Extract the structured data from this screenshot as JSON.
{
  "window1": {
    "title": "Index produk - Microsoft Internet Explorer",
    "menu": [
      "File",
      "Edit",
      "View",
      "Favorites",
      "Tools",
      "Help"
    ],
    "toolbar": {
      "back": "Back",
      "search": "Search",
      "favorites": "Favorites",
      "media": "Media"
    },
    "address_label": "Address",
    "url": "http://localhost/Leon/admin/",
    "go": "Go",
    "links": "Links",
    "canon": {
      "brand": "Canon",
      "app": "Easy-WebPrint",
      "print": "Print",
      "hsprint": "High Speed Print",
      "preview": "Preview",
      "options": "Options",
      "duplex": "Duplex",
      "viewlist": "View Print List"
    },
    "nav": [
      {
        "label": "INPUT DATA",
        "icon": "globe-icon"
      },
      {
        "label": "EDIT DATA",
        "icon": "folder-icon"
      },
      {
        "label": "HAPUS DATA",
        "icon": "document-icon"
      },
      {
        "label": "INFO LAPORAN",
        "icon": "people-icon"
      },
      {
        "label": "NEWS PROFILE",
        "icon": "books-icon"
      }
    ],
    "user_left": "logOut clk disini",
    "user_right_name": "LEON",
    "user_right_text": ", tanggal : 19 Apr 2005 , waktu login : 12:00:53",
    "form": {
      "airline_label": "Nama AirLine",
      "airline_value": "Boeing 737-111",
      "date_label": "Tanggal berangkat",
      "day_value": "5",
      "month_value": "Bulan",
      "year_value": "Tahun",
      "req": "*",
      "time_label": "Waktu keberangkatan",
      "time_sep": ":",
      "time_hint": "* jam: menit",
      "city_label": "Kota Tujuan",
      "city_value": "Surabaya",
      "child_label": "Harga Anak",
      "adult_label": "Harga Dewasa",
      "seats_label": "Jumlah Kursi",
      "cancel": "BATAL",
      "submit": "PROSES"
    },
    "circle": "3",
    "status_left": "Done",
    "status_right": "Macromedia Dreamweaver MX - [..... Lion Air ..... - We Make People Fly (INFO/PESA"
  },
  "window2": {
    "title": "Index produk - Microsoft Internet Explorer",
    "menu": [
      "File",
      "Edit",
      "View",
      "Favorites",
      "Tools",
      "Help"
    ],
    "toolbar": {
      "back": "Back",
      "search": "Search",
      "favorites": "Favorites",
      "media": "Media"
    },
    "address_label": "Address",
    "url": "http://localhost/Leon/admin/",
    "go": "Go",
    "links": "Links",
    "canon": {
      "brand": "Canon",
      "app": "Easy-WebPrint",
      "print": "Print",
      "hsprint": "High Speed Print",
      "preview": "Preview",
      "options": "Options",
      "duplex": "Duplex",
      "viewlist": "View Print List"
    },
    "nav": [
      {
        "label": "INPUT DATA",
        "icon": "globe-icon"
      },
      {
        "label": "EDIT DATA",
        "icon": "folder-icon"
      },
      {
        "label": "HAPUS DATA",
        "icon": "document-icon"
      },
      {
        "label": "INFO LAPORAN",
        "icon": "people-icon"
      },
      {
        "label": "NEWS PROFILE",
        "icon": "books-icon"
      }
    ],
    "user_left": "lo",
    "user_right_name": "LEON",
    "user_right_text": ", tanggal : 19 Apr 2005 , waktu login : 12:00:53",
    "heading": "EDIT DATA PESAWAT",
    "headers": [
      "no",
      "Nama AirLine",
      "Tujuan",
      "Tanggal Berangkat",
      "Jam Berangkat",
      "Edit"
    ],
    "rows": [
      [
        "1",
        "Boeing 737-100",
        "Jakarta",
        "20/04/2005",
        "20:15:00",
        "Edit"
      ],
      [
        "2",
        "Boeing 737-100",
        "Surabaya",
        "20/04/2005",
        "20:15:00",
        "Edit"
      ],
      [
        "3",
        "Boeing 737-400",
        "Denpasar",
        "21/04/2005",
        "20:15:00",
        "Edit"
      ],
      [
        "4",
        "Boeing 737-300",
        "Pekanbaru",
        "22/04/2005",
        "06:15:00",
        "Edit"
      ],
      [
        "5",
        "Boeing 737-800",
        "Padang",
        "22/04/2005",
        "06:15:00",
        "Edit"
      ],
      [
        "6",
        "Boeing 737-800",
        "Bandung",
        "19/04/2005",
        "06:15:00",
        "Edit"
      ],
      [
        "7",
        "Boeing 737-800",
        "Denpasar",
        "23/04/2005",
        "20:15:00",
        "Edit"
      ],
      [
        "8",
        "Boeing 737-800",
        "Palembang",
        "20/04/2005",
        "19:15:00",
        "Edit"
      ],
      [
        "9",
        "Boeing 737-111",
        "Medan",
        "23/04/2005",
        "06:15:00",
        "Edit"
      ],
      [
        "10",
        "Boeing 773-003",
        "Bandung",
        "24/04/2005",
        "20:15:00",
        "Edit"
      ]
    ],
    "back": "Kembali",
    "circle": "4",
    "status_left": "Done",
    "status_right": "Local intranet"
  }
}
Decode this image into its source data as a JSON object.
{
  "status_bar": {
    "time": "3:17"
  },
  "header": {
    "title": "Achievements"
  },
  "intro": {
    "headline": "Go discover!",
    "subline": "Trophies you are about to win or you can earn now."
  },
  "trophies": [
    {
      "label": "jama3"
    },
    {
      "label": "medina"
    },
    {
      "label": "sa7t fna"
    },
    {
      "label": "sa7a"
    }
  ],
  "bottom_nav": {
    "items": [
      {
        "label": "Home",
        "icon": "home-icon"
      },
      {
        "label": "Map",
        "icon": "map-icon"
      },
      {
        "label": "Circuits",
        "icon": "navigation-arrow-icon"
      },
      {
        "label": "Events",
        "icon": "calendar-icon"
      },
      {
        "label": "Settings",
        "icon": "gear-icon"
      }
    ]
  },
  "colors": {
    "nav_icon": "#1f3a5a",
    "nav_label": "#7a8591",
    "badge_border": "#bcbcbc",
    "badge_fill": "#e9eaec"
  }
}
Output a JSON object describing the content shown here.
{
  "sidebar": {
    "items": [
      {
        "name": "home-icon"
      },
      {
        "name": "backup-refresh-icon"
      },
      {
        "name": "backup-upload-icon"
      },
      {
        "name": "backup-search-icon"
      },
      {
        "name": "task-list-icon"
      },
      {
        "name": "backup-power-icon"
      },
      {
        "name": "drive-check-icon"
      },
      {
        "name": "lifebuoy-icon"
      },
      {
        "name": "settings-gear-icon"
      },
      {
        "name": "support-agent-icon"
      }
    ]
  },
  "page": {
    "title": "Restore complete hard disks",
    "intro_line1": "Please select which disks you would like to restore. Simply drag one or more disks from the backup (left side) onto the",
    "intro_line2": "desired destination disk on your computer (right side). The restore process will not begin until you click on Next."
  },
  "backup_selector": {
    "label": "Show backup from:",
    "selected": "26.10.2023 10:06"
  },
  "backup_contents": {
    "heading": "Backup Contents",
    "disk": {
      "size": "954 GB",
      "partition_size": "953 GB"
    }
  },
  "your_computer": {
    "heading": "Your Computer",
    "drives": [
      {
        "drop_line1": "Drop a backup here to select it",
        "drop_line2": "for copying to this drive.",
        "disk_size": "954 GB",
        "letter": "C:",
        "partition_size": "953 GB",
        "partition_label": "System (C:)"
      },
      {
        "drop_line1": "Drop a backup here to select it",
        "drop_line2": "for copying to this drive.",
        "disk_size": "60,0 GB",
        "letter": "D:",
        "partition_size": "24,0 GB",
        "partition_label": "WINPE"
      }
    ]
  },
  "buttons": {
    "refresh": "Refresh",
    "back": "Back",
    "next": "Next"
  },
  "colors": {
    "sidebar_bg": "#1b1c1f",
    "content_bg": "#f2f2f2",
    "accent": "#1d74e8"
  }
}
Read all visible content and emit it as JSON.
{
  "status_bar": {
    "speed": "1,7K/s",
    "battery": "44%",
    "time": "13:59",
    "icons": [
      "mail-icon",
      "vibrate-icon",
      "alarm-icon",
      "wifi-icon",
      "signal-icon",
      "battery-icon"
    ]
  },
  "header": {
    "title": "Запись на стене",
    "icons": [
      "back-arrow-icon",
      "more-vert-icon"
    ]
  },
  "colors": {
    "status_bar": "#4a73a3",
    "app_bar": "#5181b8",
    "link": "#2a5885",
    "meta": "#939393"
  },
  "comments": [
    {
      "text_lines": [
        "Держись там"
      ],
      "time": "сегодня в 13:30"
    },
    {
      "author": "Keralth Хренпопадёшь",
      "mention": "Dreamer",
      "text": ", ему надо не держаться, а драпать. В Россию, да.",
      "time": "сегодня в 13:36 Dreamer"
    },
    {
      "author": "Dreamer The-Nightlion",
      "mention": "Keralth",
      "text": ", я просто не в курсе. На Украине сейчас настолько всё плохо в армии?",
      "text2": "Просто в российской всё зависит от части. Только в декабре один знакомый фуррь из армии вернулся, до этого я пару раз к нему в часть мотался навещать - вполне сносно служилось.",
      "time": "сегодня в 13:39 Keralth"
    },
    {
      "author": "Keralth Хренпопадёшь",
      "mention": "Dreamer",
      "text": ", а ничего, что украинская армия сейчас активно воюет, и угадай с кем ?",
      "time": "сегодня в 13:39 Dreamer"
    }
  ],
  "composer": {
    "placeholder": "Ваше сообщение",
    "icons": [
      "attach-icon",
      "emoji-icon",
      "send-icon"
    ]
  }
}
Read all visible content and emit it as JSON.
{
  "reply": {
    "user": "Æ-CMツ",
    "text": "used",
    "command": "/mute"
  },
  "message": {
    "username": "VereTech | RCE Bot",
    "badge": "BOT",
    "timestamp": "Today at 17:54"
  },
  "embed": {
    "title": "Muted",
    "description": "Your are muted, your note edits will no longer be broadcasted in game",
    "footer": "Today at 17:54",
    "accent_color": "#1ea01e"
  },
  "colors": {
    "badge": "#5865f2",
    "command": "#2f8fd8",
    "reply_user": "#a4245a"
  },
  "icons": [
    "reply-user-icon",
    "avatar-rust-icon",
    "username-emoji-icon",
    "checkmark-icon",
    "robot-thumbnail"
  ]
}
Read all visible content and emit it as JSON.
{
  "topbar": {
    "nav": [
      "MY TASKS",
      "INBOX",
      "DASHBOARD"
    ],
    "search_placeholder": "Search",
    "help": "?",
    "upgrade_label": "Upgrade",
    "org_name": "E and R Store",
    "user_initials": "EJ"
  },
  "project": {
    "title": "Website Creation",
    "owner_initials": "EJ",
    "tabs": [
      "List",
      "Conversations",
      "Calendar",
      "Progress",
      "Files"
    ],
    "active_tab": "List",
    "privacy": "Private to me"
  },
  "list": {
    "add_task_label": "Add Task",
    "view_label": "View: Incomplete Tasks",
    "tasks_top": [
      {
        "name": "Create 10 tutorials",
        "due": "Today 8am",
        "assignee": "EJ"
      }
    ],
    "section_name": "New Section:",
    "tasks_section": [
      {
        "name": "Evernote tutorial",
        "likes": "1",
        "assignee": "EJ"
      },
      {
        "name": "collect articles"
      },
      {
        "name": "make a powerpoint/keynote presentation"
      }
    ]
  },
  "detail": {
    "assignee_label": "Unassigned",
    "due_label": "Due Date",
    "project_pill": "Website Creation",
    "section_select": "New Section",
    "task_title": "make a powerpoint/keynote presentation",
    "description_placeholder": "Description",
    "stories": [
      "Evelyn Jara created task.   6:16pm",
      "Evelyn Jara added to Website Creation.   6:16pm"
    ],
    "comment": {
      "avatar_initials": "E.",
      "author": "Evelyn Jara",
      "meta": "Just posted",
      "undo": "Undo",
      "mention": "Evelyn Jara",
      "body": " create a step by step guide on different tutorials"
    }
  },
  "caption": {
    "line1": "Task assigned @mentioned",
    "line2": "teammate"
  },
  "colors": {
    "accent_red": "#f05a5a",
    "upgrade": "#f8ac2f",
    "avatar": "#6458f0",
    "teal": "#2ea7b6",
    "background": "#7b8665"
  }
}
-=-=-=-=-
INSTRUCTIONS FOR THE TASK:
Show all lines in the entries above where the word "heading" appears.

FINISHED TASK:
    "heading": "EDIT DATA PESAWAT",
    "heading": "Backup Contents",
    "heading": "Your Computer",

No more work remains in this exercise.